● **DESCRIPTION OF THE TASK**
In the entries below, find each line with the string "value" and copy it.

● **INPUT MATERIAL**
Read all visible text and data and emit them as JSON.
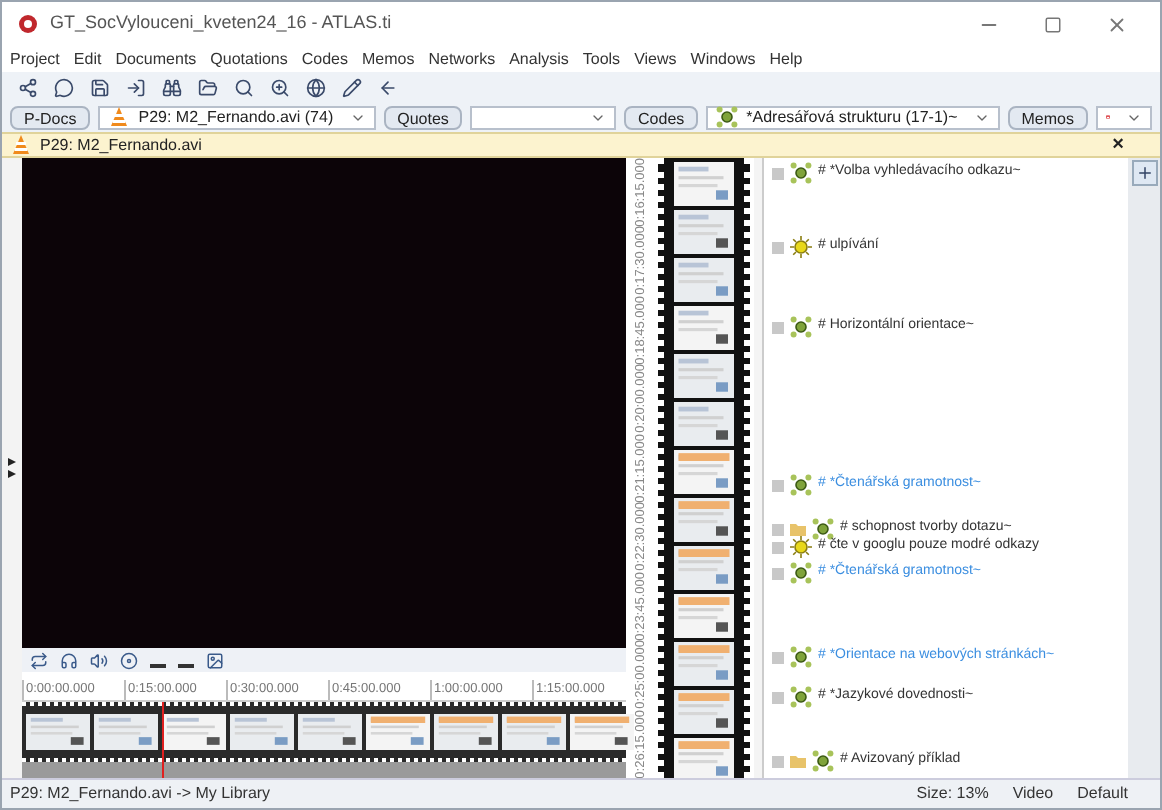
{
  "window": {
    "title": "GT_SocVylouceni_kveten24_16 - ATLAS.ti"
  },
  "menu": [
    "Project",
    "Edit",
    "Documents",
    "Quotations",
    "Codes",
    "Memos",
    "Networks",
    "Analysis",
    "Tools",
    "Views",
    "Windows",
    "Help"
  ],
  "selectors": [
    {
      "button": "P-Docs",
      "value": "P29: M2_Fernando.avi (74)",
      "kind": "doc"
    },
    {
      "button": "Quotes",
      "kind": "empty"
    },
    {
      "button": "Codes",
      "value": "*Adresářová strukturu (17-1)~",
      "kind": "code"
    },
    {
      "button": "Memos",
      "kind": "memo"
    }
  ],
  "document": {
    "title": "P29: M2_Fernando.avi",
    "close": "×"
  },
  "timeline": {
    "ticks": [
      "0:00:00.000",
      "0:15:00.000",
      "0:30:00.000",
      "0:45:00.000",
      "1:00:00.000",
      "1:15:00.000"
    ]
  },
  "filmstrip": {
    "ticks": [
      "0:16:15.000",
      "0:17:30.000",
      "0:18:45.000",
      "0:20:00.000",
      "0:21:15.000",
      "0:22:30.000",
      "0:23:45.000",
      "0:25:00.000",
      "0:26:15.000"
    ]
  },
  "codes": [
    {
      "label": "# *Volba vyhledávacího odkazu~",
      "kind": "code",
      "color": "#333333",
      "in_folder": false
    },
    {
      "label": "# ulpívání",
      "kind": "yellow",
      "color": "#333333",
      "in_folder": false
    },
    {
      "label": "# Horizontální orientace~",
      "kind": "code",
      "color": "#333333",
      "in_folder": false
    },
    {
      "label": "# *Čtenářská gramotnost~",
      "kind": "code",
      "color": "#3b8ee0",
      "in_folder": false
    },
    {
      "label": "# schopnost tvorby dotazu~",
      "kind": "code",
      "color": "#333333",
      "in_folder": true
    },
    {
      "label": "# čte v googlu pouze modré odkazy",
      "kind": "yellow",
      "color": "#333333",
      "in_folder": false
    },
    {
      "label": "# *Čtenářská gramotnost~",
      "kind": "code",
      "color": "#3b8ee0",
      "in_folder": false
    },
    {
      "label": "# *Orientace na webových stránkách~",
      "kind": "code",
      "color": "#3b8ee0",
      "in_folder": false
    },
    {
      "label": "# *Jazykové dovednosti~",
      "kind": "code",
      "color": "#333333",
      "in_folder": false
    },
    {
      "label": "# Avizovaný příklad",
      "kind": "code",
      "color": "#333333",
      "in_folder": true
    }
  ],
  "status_bar": {
    "path": "P29: M2_Fernando.avi -> My Library",
    "size": "Size: 13%",
    "mode": "Video",
    "layout": "Default"
  }
}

● **TASK RESULT**
      "value": "P29: M2_Fernando.avi (74)",
      "value": "*Adresářová strukturu (17-1)~",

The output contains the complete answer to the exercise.